Bordeaux blend Cabernet Sauvignon with Merlo and Cabernet Franc primary in Haut-Medoc that blend makes one of the most expensive wines in the world.
b) North Coast, California:
How they taste: Black Currant, Blackberry, Pencil Lead, Tobacco, Mint
The North Coast AVA (American Viticulture Area), which includes Napa Valley, Sonoma, and a few less significant-known regions, produces Cabernet Sauvignon grapes nearly equal in volume to Bordeaux.
By getting recognition during ‘The Judgement of Paris’ in 1976, the Californian Cabernet catapulted into the international market and, since then, flourished by offering several Cabernet Sauvignon varieties unique to the region.
c) South Australia:
How they taste: Black Plum, White Pepper, Currant Candy, Chocolate, Bay Leaf
The Coonawarra region in South Australia has hot weather and red clay soil (called ‘terra rossa’) with high iron-oxide content. The climate is suitable for Cabernet Sauvignon wine to develop an intense fruit flavour of white pepper or bay leaf and an insidious minty smell.
Most common blends are with Shiraz, which gives the wine much more red fruits aromas and extra spices.
The wines have ample depth and strong tannins with 11-12 per cent alcohol concentration.
How they taste: Blackberry, Black Cherry, Fig Paste, Baking Spices, Green Peppercorn
Chile produces some of the exceptional Cabernet Sauvignon wines. Chile’s vast Central Valley is the major producer of the Cabernet, along with the Aconcagua, Maipo, Cachapoal, and Colchagua Valleys. We often see 100% Cabernet Sauvignon in Chile.
The location of the Maipo Valley between the cooling of the Pacific and the hot, incoming Andes Mountains makes one of the most perfect Mediterranean climates for Cabernet Sauvignon.
Fun facts about Cabernet Sauvignon:
Cabernet Sauvignon means ‘lost Cabernet,’ and the grape comes from France’s Department of Aquitaine (including Bordeaux).
In 1997, scientists at UC Davis (Carole Meredith and John Bowers) discovered that Cabernet Sauvignon was a son of Sauvignon Blanc (and Cabernet Franc). The leaves of Sauvignon Blanc look similar to Cabernet Sauvignon’s vines. He said no one thought a white grape could be the world’s parent of a red class.
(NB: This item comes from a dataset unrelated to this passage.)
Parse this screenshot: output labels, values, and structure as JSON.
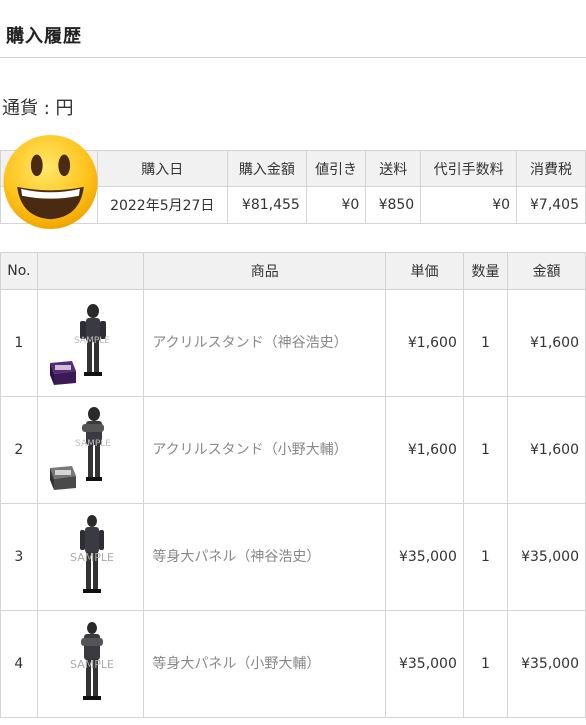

Cabernet Sauvignon is associated with a slew of other grapes in Bordeaux, commonly referred to by people as ‘the variations of Bordeaux.’ These grapes incorporate Cabernet Franc, Merlot, Malbec , Carménère, and Sauvignon Blanc.
One of the interesting similarities shared in Bordeaux’s variations is the presence of a fragrant compound that is also found in green bells (called methoxypyrazine).
The other variations of Bordeaux are known to produce ‘green’ aromas from pyrazines. For many years, the compound of bell pepper has been considered a negative ‘green’ ingredient in Bordeaux wines. As it happened, many consumers like their wines to taste the fruit! Thus, viticulturists learned how to reduce ‘being green’ in alcohol along with special methods of reduction.